We then received emails from several of the parks and next went on to phone interviews. This was again a challenge as we had interviewed individually, but never as a couple. We must have done okay as we had several offers to choose from. We decided to volunteer at Petrified Forest National Park.
When we arrived at the park, the staff and volunteers were very friendly and willing to train us. We will never forget our first scheduled day of work! In order to become familiar with the park, we were assigned to take a backcountry hike with volunteers, Connie and Gary Grube.
We were going on the Red Basin Clam Beds hike. This was a 9-mile backcountry hike with no trails. We were amazed at what we saw and what we learned. It was way out of our comfort zone, but we loved it. During the hike, we said, “Pinch us… can you believe we are doing this!”
The rest of that year we made sure to go on as many of these hikes as we could. The other thing we remember is how much fun it was to learn again. We would come back to the apartment and talk about what we learned each day. It was the first time we had the same learning experience together. The three months flew by and we decided to go back the next winter.
The next year we went back and led the backcountry hikes with the help of Connie and Gary Grube. This was an amazing opportunity that we loved. We had backcountry hikes where you could find 220 million-year-old fossils. On other hikes, you could find ancient Puebloan petroglyphs and artifacts. Then the next hike you would discover the Civilian Conservation Corp’s work.
All hikes highlighted the natural beauty and geology of Petrified Forest National Park. We loved it so much that we stayed at Petrified Forest for a total of five winters. We did learn that it is cold at Petrified Forest National Park in the winter and can snow, but it is beautiful.
One of the things we fell in love with was sharing the park with others. Whether it was visitors to the park or friends from home, they learned that it is a very special place. Over our five volunteer seasons, we had over 50 friends from the Midwest come to visit.
We always asked those friends to become Junior Rangers. This is an amazing tool to learn about any National Park. The activity book is available at the visitor center or online. Once this started with our friends, we decided we would have annual Junior Ranger parties back home. Each year, I create a slideshow of their park adventures, lead them in taking the oath, and welcome stories to relive the friendship and remember the beauty of Petrified Forest National Park.
We absolutely loved our time at Petrified Forest. Volunteering at the park created a family of new friends. The park staff is amazing. The scientific work at the park is mind-blowing. The Paleontology group continues to discover new species of dinosaurs and reptiles. Backcountry hikes continue. The interpretation staff is very knowledgeable and ready to help. The volunteers are outstanding people that do their jobs for the love of the park. We have made lifetime friends volunteering at Petrified Forest.

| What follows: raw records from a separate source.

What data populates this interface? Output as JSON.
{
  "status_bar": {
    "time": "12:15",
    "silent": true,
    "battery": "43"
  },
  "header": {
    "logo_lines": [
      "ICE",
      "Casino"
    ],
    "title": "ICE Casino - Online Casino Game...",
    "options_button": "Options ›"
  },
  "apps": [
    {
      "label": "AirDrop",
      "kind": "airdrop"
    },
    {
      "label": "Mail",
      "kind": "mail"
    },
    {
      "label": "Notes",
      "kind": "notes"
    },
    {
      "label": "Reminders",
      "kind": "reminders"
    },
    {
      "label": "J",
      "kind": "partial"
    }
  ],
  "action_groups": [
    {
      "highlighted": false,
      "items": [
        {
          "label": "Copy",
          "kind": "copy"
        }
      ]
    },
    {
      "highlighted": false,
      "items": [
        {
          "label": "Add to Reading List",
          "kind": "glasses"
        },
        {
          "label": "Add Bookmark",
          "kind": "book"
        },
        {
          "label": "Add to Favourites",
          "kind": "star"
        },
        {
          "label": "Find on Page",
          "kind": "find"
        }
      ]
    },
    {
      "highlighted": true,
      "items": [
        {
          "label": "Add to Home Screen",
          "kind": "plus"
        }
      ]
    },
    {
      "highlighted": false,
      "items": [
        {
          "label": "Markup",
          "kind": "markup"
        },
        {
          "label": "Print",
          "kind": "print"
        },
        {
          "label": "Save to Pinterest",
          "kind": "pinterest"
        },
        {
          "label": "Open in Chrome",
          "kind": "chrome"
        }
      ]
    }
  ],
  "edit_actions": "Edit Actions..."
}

We have moved on to volunteer in other National Parks. We have now worked at Death Valley National Park and Katmai National Park, but Petrified Forest National Park will always hold a special place in our hearts.
So to wrap this up, how might my story affect you? I challenge you to get involved in Petrified Forest National Park as I did. There are several ways to get involved.
- Look for volunteer opportunities.
- Take a guided backcountry hike in the park. www.nps.gov/pefo/planyourvisit/calendar.htm
- Explore the park on your own and share your discoveries with others.
- Complete the Junior Ranger activities. www.nps.gov/pefo/learn/kidsyouth/beajuniorranger.htm
- Get friends involved.
- Help our paleontology and interpretation departments by donating. www.friendsofpetrifiedforest.org/donate/ We are currently raising funds to purchase a full-duplex audio intercom system and a stereomicroscope. This will enhance the visitor’s experience with personal interaction at the demonstration lab.
I hope this inspires you and yours to get involved with Petrified Forest National Park.